Charlie: Even though Charlie’s team (him and Mac) has never won, not even once, he still remains the only optimist of the group. He tries his best. He follows the rules. He fails miserable but just keeps on trying.
Mac: Mac believes himself to be the best at everything he does, so watching his frustration in the face of constant failure provides many a laugh. See: Mac trying to tip over the game board (which has been nailed to the bar) ¾ of the way through the episode, after declaring at the very beginning he would try to do just that.
Frank: The show has a lot of fun in making Danny DeVito look as physically repulsive as possible. This episode is no exception, as Frank eats the ingredients of a cake (individually) and spends the rest of the episode in a drunken stupor with flour on his face.
At the end of the episode, Charlie and Mac come as close to winning as they have ever come. The timer runs out and Frank draws “the black card.” Charlie and Mac are delighted when Frank reads the card aloud, with great anticipation: “FLIP. A. COIN.” The stakes are finally even.
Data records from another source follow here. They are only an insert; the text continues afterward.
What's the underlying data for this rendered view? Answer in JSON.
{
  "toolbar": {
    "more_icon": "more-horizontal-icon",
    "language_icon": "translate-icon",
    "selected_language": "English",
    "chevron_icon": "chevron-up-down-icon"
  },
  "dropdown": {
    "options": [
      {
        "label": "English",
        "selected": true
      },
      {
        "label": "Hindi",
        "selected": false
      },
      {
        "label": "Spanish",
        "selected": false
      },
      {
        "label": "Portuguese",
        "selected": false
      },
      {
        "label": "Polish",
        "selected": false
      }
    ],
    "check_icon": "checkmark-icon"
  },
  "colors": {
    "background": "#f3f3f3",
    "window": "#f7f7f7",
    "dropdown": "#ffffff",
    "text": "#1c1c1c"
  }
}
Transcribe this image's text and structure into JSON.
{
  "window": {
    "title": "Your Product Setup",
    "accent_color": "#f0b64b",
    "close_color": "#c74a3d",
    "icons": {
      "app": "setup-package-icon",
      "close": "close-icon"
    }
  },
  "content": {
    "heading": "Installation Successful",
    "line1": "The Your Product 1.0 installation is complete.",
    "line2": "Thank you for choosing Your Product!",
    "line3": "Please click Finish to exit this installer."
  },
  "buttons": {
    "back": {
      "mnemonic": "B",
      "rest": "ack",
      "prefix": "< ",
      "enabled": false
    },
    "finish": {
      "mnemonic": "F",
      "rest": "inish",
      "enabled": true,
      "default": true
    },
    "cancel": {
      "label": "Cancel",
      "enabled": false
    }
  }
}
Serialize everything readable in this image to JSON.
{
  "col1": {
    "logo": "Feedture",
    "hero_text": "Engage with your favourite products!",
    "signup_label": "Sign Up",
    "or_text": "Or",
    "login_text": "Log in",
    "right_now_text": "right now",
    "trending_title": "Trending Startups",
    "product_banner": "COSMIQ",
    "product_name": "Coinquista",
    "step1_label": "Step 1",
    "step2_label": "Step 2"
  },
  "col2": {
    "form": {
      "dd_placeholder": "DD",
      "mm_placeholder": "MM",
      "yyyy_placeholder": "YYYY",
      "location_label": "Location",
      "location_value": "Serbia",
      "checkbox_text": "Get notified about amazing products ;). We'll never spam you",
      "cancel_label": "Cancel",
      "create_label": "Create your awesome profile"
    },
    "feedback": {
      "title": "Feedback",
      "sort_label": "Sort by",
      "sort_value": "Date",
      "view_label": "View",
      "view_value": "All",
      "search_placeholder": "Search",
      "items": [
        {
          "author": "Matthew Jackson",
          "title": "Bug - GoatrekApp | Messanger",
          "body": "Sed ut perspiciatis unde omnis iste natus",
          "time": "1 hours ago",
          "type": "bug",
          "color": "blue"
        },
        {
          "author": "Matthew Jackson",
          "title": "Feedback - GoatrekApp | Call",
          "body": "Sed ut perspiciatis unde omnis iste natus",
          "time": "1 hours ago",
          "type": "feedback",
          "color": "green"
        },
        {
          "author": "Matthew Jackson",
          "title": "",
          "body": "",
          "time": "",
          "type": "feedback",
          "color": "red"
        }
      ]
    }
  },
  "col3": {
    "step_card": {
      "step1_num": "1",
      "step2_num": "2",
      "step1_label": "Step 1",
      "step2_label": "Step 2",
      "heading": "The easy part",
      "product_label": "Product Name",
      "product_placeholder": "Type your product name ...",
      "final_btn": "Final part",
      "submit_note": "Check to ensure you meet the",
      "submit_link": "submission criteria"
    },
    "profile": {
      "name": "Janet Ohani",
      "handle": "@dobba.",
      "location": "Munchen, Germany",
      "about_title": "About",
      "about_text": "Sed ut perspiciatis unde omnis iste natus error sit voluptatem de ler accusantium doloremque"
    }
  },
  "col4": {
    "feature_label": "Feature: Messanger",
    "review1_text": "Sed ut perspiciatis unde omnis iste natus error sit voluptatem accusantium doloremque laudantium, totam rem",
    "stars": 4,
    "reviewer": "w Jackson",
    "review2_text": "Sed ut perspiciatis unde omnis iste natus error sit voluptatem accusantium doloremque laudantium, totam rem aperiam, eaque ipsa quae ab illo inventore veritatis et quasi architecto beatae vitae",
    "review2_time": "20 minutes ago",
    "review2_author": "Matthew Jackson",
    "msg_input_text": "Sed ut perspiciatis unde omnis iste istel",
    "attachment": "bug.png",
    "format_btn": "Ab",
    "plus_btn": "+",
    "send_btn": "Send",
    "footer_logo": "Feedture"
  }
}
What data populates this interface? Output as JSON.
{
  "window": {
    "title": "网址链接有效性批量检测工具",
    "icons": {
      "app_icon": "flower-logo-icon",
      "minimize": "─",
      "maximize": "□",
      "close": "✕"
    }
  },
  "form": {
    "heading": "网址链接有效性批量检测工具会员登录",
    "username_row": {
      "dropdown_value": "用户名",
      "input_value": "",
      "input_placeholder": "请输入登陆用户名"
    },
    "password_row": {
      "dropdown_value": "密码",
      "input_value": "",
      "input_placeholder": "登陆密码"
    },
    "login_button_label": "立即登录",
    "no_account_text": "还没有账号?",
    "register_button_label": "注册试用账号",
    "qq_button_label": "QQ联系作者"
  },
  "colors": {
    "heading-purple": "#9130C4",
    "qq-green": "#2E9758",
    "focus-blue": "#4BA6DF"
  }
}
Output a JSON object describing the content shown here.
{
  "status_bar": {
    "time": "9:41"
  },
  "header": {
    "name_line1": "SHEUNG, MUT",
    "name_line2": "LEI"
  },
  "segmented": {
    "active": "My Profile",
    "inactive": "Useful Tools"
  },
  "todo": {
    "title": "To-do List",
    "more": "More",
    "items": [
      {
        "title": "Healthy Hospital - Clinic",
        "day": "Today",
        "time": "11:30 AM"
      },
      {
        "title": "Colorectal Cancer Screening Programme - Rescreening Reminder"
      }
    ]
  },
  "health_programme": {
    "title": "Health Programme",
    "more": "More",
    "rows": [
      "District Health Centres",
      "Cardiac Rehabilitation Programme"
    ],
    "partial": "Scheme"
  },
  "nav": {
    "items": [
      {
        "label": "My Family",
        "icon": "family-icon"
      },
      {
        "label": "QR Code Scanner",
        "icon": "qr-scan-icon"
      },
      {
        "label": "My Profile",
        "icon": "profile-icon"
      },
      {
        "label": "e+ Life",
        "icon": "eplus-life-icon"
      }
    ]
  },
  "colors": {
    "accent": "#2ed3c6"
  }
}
Dennis and Dee have a shot at losing! For a brief moment, we feel that the underdog could succeed. But this is Sunny. The winners always win and the losers always lose. Those are the rules. Dennis and Dee win the coin toss and proceed to smash Charlie and Mac’s game pieces.
Yes, the game is highly dangerous and destructive, but at least the devastation is contained within the bar. No one else can get hurt. Not only that, but we, the viewers, can rest assured that as long as the gang remains together in Paddy’s Pub they will always be safe. Nothing can hurt our precious idiots there. That’s the beauty of this bottle episode — we get to experience all the highs of It’s Always Sunny in Philadelphia without all the consequences.
Boardgame image from ikeX